(B) Whether the fish or shellfish was wild caught or farm raised.
(2) This subdivision does not require a retail food facility that sells or offers for sale any fresh, frozen, or processed fish or shellfish to identify either the country of origin or whether the fish or shellfish was wild caught or farm raised.
(c) Notwithstanding subdivision (a) or subdivision (b), a retail food facility or restaurant that sells or offers for sale any fish or shellfish and acts in reasonable reliance on the fish or shellfish package labeling and product invoice to satisfy the requirements described in subdivision (a) or (b) shall not be found in violation of this section.
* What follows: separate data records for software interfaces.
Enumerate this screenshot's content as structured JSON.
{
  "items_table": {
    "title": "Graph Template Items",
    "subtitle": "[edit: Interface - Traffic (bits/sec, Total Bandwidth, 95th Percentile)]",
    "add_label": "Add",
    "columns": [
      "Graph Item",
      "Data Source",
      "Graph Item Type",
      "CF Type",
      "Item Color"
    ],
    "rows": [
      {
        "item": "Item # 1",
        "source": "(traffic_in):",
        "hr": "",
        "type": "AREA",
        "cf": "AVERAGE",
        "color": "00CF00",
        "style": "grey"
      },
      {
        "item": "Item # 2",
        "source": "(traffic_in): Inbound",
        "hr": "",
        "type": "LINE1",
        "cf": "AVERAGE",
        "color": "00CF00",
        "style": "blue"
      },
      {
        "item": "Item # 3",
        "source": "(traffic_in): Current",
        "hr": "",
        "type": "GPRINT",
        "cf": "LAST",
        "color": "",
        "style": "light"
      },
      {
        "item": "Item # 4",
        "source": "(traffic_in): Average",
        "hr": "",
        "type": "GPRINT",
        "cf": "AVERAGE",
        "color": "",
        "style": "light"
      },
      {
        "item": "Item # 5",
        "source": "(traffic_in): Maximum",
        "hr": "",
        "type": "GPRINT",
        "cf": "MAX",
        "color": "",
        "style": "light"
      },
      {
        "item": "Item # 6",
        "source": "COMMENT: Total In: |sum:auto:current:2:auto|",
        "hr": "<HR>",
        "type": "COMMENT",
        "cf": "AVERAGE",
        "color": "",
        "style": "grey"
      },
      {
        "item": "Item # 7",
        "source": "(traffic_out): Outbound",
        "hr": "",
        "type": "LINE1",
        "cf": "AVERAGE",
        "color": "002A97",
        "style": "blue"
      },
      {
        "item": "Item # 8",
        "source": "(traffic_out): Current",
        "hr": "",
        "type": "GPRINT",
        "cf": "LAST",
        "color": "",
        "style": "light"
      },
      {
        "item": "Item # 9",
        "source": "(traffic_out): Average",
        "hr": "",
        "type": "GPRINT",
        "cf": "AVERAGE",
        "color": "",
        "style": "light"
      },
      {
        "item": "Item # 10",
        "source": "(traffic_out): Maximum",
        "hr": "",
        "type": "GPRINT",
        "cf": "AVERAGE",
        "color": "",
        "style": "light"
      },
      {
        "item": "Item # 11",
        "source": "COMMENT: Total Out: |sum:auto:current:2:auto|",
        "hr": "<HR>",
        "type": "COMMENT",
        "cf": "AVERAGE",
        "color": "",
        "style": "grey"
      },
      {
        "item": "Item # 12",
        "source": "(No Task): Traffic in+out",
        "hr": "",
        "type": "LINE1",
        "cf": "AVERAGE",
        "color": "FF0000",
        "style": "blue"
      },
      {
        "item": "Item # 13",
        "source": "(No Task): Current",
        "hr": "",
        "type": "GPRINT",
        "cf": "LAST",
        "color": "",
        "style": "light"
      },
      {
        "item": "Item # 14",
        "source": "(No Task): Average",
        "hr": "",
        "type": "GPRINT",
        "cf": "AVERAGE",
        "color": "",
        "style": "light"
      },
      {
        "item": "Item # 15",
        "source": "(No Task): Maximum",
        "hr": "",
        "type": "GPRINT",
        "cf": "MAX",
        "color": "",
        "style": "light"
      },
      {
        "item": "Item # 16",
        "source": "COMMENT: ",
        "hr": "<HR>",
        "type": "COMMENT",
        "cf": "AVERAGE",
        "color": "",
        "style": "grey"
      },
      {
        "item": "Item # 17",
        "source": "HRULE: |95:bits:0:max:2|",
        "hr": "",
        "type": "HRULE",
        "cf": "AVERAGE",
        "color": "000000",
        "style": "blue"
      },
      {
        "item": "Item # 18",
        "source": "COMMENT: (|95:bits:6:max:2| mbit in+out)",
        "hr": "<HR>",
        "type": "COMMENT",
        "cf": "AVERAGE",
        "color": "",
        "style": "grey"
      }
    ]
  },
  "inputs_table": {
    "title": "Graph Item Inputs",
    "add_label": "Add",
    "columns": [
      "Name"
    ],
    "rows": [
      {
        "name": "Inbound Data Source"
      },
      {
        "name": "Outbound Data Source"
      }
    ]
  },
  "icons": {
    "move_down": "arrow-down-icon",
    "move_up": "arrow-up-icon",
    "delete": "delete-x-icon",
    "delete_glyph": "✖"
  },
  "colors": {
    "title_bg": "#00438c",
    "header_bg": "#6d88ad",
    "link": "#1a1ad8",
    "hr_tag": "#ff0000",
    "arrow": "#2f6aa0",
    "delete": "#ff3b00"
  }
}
(d) For purposes of this section, “processed” means cooking, baking, heating, drying, mixing, grinding, churning, separating, extracting, cutting, fermenting, eviscerating, preserving, dehydrating, freezing, or otherwise manufacturing, and includes packaging, canning, jarring, or otherwise enclosing food in a container.
(e) Nothing in this section shall be interpreted to prohibit a retail food facility or a restaurant from labeling or identifying the species of fish or shellfish by its acceptable market name, as identified in the Seafood List issued by the federal Food and Drug Administration.
(f) This section shall become operative on July 1, 2016.

SEC. 3.

 No reimbursement is required by this act pursuant to Section 6 of Article XIII B of the California Constitution for certain costs that may be incurred by a local agency or school district because, in that regard, this act creates a new crime or infraction, eliminates a crime or infraction, or changes the penalty for a crime or infraction, within the meaning of Section 17556 of the Government Code, or changes the definition of a crime within the meaning of Section 6 of Article XIII B of the California Constitution.
However, if the Commission on State Mandates determines that this act contains other costs mandated by the state, reimbursement to local agencies and school districts for those costs shall be made pursuant to Part 7 (commencing with Section 17500) of Division 4 of Title 2 of the Government Code.